My light-painted night work captures the abandoned and discarded underbelly of the American West. I sneak through fences during the full moon to capture the inevitable march of nature, scrappers and developers, who conspire to erase the fading memories of all these things we once held so dear. I convert these dark, dirty, places no one wants into surreal, glittering wonderlands, colorful, ghostly echoes of what once was.
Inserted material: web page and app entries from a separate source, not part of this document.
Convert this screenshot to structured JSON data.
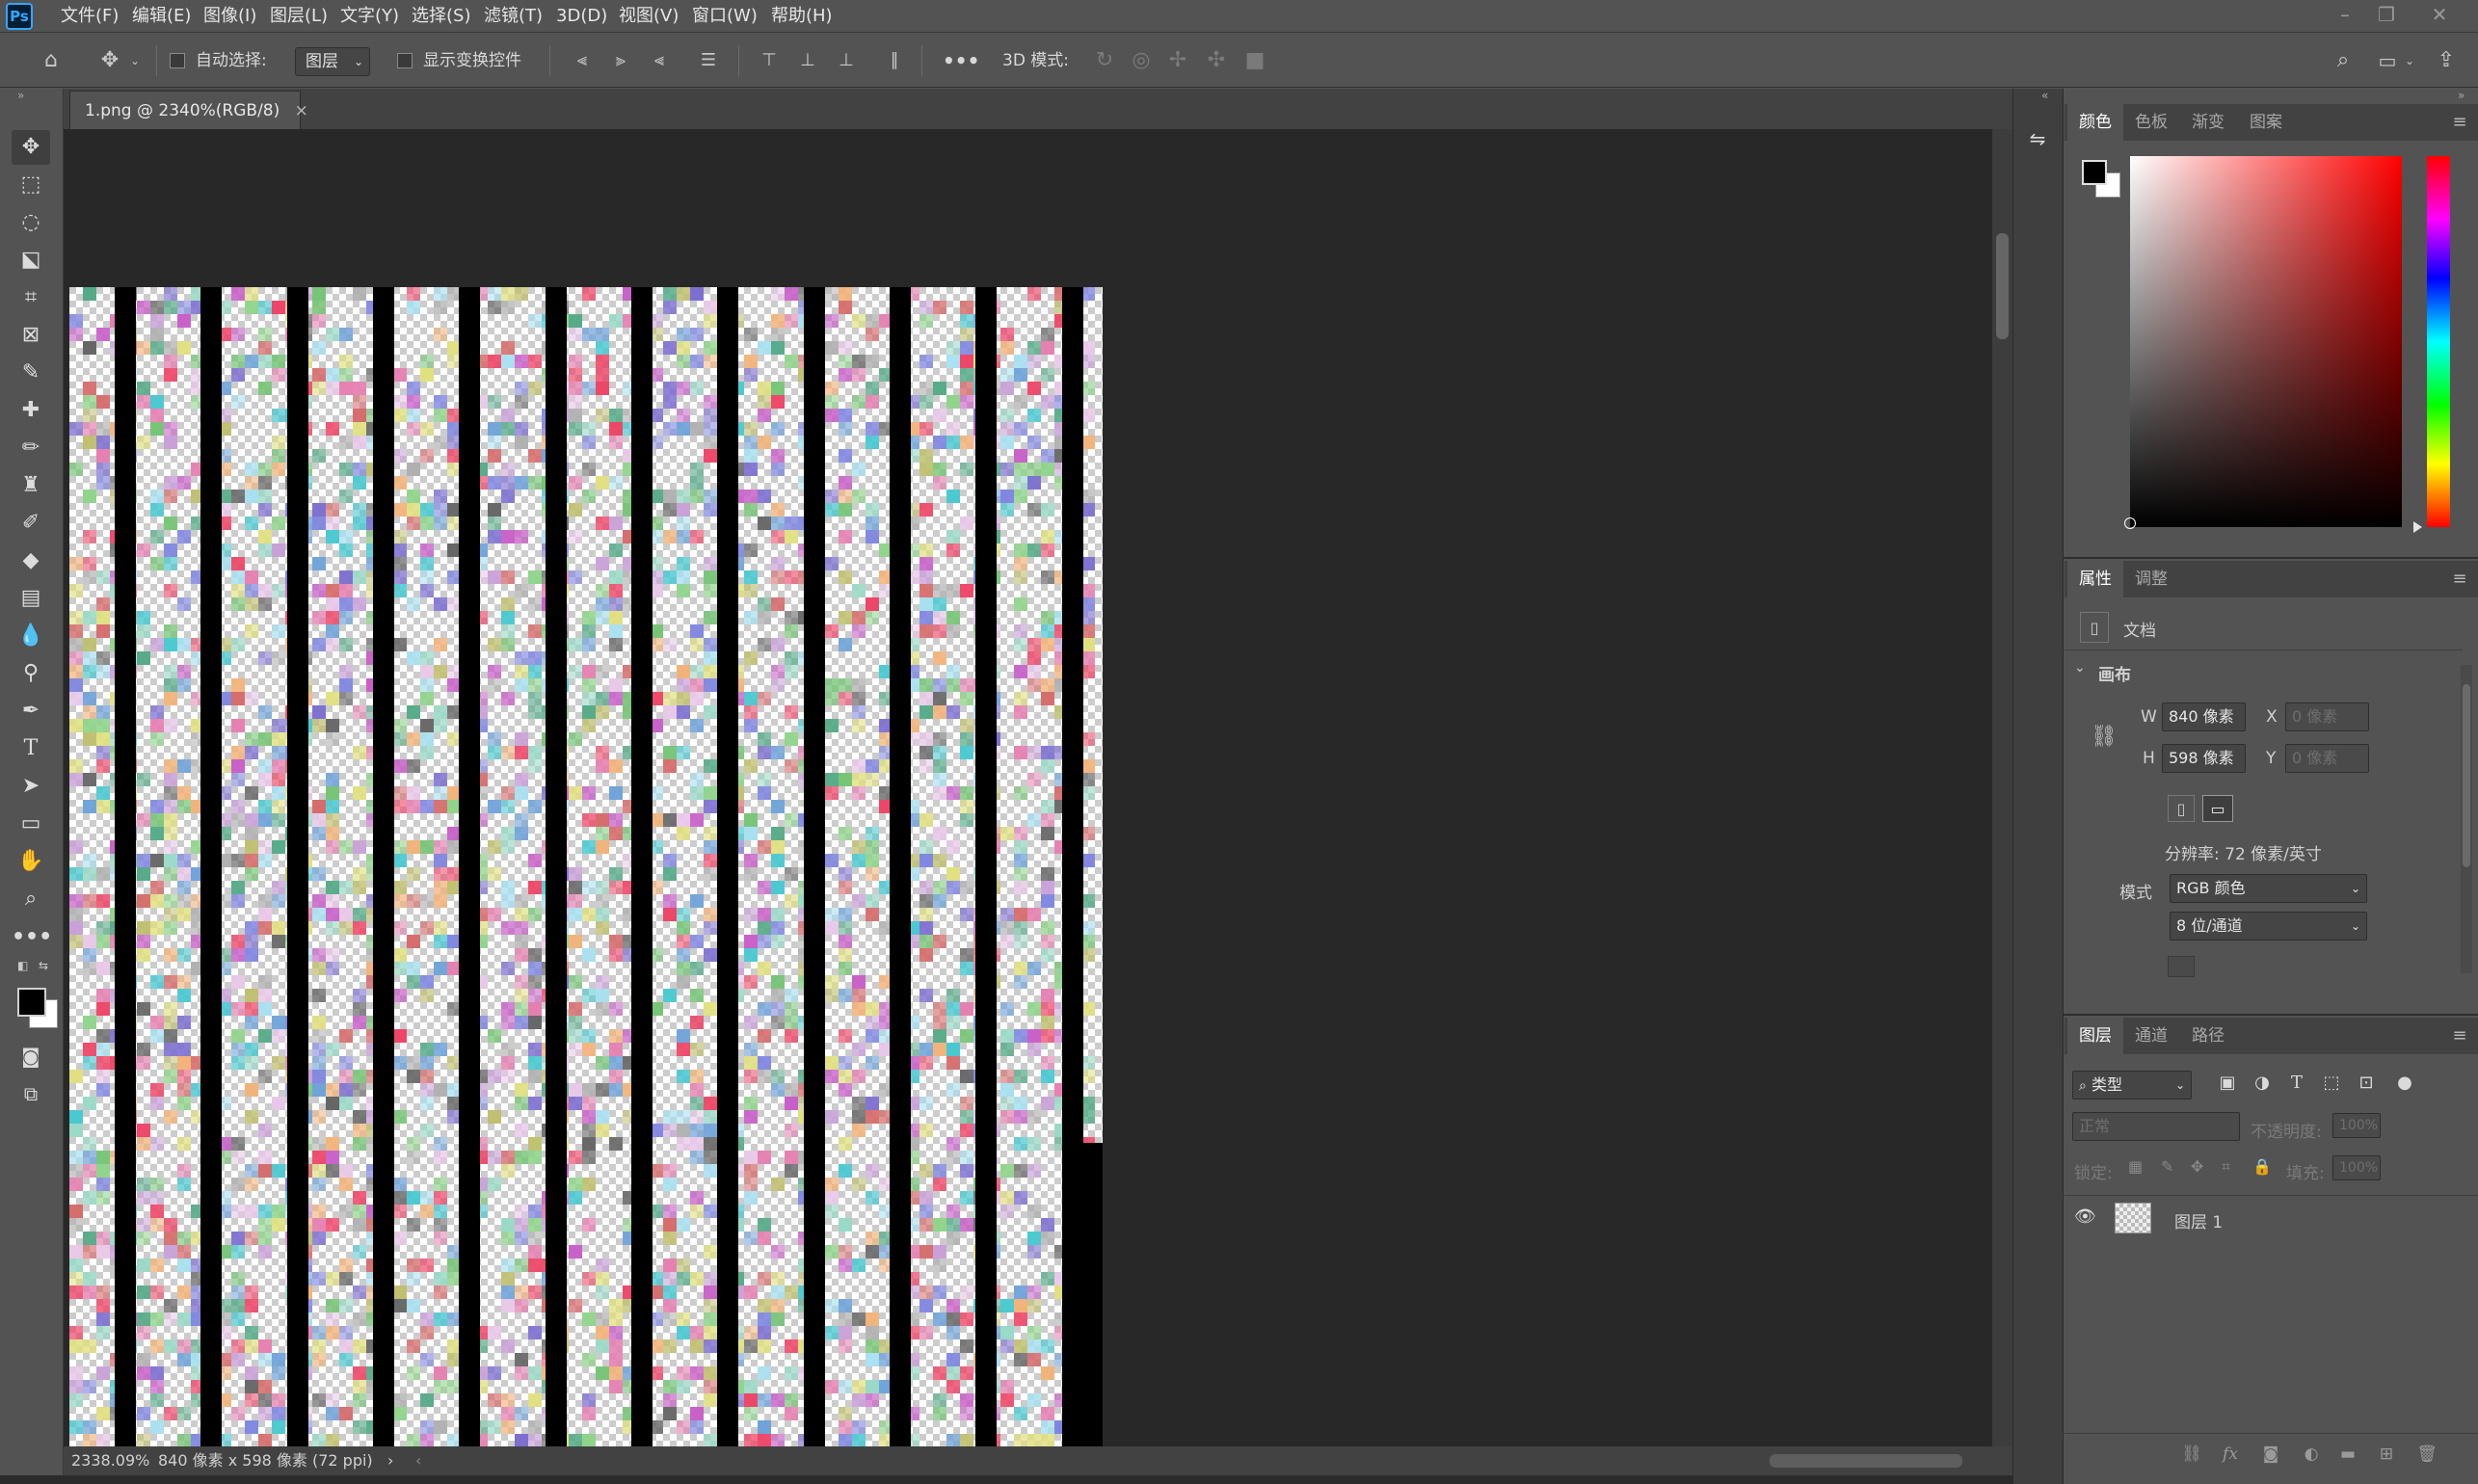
{
  "app": {
    "logo": "Ps"
  },
  "menu": [
    "文件(F)",
    "编辑(E)",
    "图像(I)",
    "图层(L)",
    "文字(Y)",
    "选择(S)",
    "滤镜(T)",
    "3D(D)",
    "视图(V)",
    "窗口(W)",
    "帮助(H)"
  ],
  "window_controls": {
    "minimize": "–",
    "restore": "❐",
    "close": "✕"
  },
  "options": {
    "auto_select_label": "自动选择:",
    "auto_select_value": "图层",
    "show_transform_label": "显示变换控件",
    "more": "•••",
    "mode_3d_label": "3D 模式:"
  },
  "document": {
    "tab_title": "1.png @ 2340%(RGB/8)",
    "tab_close": "×"
  },
  "status": {
    "zoom": "2338.09%",
    "info": "840 像素 x 598 像素 (72 ppi)",
    "arrow": "›",
    "arrow_left": "‹"
  },
  "canvas": {
    "bars": 12,
    "bar_color": "#000000",
    "background": "#282828"
  },
  "color_panel": {
    "tabs": [
      "颜色",
      "色板",
      "渐变",
      "图案"
    ],
    "foreground": "#000000",
    "background": "#ffffff",
    "hue_color": "#ff0000"
  },
  "properties_panel": {
    "tabs": [
      "属性",
      "调整"
    ],
    "doc_label": "文档",
    "canvas_section": "画布",
    "w_label": "W",
    "w_value": "840 像素",
    "h_label": "H",
    "h_value": "598 像素",
    "x_label": "X",
    "x_value": "0 像素",
    "y_label": "Y",
    "y_value": "0 像素",
    "resolution": "分辨率: 72 像素/英寸",
    "mode_label": "模式",
    "mode_value": "RGB 颜色",
    "depth_value": "8 位/通道"
  },
  "layers_panel": {
    "tabs": [
      "图层",
      "通道",
      "路径"
    ],
    "filter_kind": "类型",
    "blend_mode": "正常",
    "opacity_label": "不透明度:",
    "opacity_value": "100%",
    "lock_label": "锁定:",
    "fill_label": "填充:",
    "fill_value": "100%",
    "layers": [
      {
        "name": "图层 1",
        "visible": true
      }
    ]
  }
}
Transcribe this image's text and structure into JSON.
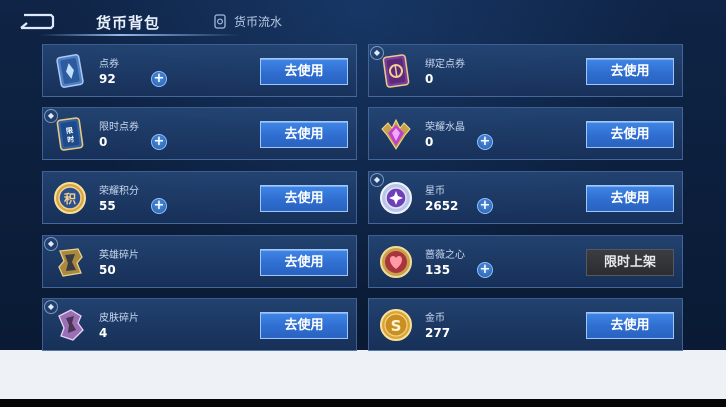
{
  "header": {
    "active_tab": "货币背包",
    "flow_tab": "货币流水"
  },
  "cards": [
    {
      "name": "点券",
      "count": "92",
      "has_plus": true,
      "button": "去使用",
      "icon": "ticket-card-icon",
      "marked": false
    },
    {
      "name": "绑定点券",
      "count": "0",
      "has_plus": false,
      "button": "去使用",
      "icon": "bound-ticket-card-icon",
      "marked": true
    },
    {
      "name": "限时点券",
      "count": "0",
      "has_plus": true,
      "button": "去使用",
      "icon": "limited-ticket-icon",
      "marked": true,
      "icon_text": "限时"
    },
    {
      "name": "荣耀水晶",
      "count": "0",
      "has_plus": true,
      "button": "去使用",
      "icon": "glory-crystal-icon",
      "marked": false
    },
    {
      "name": "荣耀积分",
      "count": "55",
      "has_plus": true,
      "button": "去使用",
      "icon": "glory-points-coin-icon",
      "marked": false,
      "icon_text": "积"
    },
    {
      "name": "星币",
      "count": "2652",
      "has_plus": true,
      "button": "去使用",
      "icon": "star-coin-icon",
      "marked": true
    },
    {
      "name": "英雄碎片",
      "count": "50",
      "has_plus": false,
      "button": "去使用",
      "icon": "hero-fragment-icon",
      "marked": true
    },
    {
      "name": "蔷薇之心",
      "count": "135",
      "has_plus": true,
      "button": "限时上架",
      "icon": "rose-heart-coin-icon",
      "marked": false
    },
    {
      "name": "皮肤碎片",
      "count": "4",
      "has_plus": false,
      "button": "去使用",
      "icon": "skin-fragment-icon",
      "marked": true
    },
    {
      "name": "金币",
      "count": "277",
      "has_plus": false,
      "button": "去使用",
      "icon": "gold-coin-icon",
      "marked": false,
      "icon_text": "S"
    }
  ],
  "colors": {
    "use_button": "#2f6ed0",
    "limited_button": "#2b2d31",
    "card_border": "#6e96d2"
  }
}
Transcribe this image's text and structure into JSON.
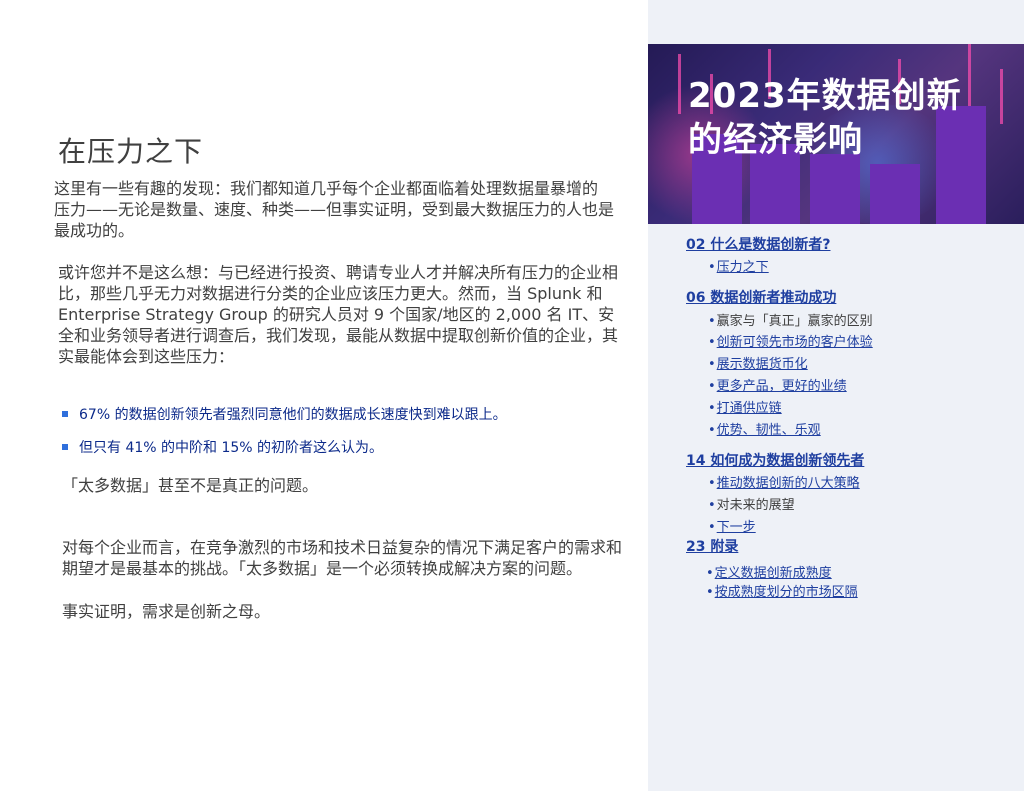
{
  "main": {
    "heading": "在压力之下",
    "p1": "这里有一些有趣的发现：我们都知道几乎每个企业都面临着处理数据量暴增的 压力——无论是数量、速度、种类——但事实证明，受到最大数据压力的人也是最成功的。",
    "p2": "或许您并不是这么想：与已经进行投资、聘请专业人才并解决所有压力的企业相比，那些几乎无力对数据进行分类的企业应该压力更大。然而，当 Splunk 和Enterprise Strategy Group 的研究人员对 9 个国家/地区的 2,000 名 IT、安全和业务领导者进行调查后，我们发现，最能从数据中提取创新价值的企业，其实最能体会到这些压力：",
    "bullets": [
      "67% 的数据创新领先者强烈同意他们的数据成长速度快到难以跟上。",
      "但只有 41% 的中阶和 15% 的初阶者这么认为。"
    ],
    "p3": "「太多数据」甚至不是真正的问题。",
    "p4": "对每个企业而言，在竞争激烈的市场和技术日益复杂的情况下满足客户的需求和期望才是最基本的挑战。「太多数据」是一个必须转换成解决方案的问题。",
    "p5": "事实证明，需求是创新之母。"
  },
  "hero": {
    "title_line1": "2023年数据创新",
    "title_line2": "的经济影响"
  },
  "toc": {
    "s1": {
      "title": "02 什么是数据创新者?",
      "items": [
        "压力之下"
      ]
    },
    "s2": {
      "title": "06 数据创新者推动成功",
      "items": [
        "赢家与「真正」赢家的区别",
        "创新可领先市场的客户体验",
        "展示数据货币化",
        "更多产品，更好的业绩",
        "打通供应链",
        "优势、韧性、乐观"
      ]
    },
    "s3": {
      "title": "14 如何成为数据创新领先者",
      "items": [
        "推动数据创新的八大策略",
        "对未来的展望",
        "下一步"
      ]
    },
    "s4": {
      "title": "23 附录",
      "items": [
        "定义数据创新成熟度",
        "按成熟度划分的市场区隔"
      ]
    }
  }
}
I started lighting because, right from the beginning, I saw these places as theatrical. As dark movie sets. The thing that makes a stage set compelling is lighting. So I use key lighting and shadow areas to control the composition and lead the viewer’s eye. It’s basic cinematic story-telling. As a life-long, career artist (graphics, painting, illustration, etc.) I understand and take advantage of color theory and the cultural meanings of colors. The feelings they evoke. Generally, I like to use colors that contrast/balance with the ambient tonal range of the scene or enhance the natural colors of the subject.
— Troy Paiva, Redwood City, California, USA